## Task item
Below are some entries. Reproduce them word for word.

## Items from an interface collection
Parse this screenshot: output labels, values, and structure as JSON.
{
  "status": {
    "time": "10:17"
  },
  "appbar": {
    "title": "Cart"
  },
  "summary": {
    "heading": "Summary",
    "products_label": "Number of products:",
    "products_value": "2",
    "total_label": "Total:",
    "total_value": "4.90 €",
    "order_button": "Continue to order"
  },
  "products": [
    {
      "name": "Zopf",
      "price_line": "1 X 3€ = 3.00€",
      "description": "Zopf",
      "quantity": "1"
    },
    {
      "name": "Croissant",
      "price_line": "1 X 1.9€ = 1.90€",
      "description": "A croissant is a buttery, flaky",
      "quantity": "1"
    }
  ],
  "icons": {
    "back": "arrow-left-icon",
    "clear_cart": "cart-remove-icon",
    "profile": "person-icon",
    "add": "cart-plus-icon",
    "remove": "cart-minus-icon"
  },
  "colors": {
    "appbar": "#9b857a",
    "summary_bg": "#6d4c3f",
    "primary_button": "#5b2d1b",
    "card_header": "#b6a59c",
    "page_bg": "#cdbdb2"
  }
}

## Response
Parse this screenshot: output labels, values, and structure as JSON.
{
  "status": {
    "time": "10:17"
  },
  "appbar": {
    "title": "Cart"
  },
  "summary": {
    "heading": "Summary",
    "products_label": "Number of products:",
    "products_value": "2",
    "total_label": "Total:",
    "total_value": "4.90 €",
    "order_button": "Continue to order"
  },
  "products": [
    {
      "name": "Zopf",
      "price_line": "1 X 3€ = 3.00€",
      "description": "Zopf",
      "quantity": "1"
    },
    {
      "name": "Croissant",
      "price_line": "1 X 1.9€ = 1.90€",
      "description": "A croissant is a buttery, flaky",
      "quantity": "1"
    }
  ],
  "icons": {
    "back": "arrow-left-icon",
    "clear_cart": "cart-remove-icon",
    "profile": "person-icon",
    "add": "cart-plus-icon",
    "remove": "cart-minus-icon"
  },
  "colors": {
    "appbar": "#9b857a",
    "summary_bg": "#6d4c3f",
    "primary_button": "#5b2d1b",
    "card_header": "#b6a59c",
    "page_bg": "#cdbdb2"
  }
}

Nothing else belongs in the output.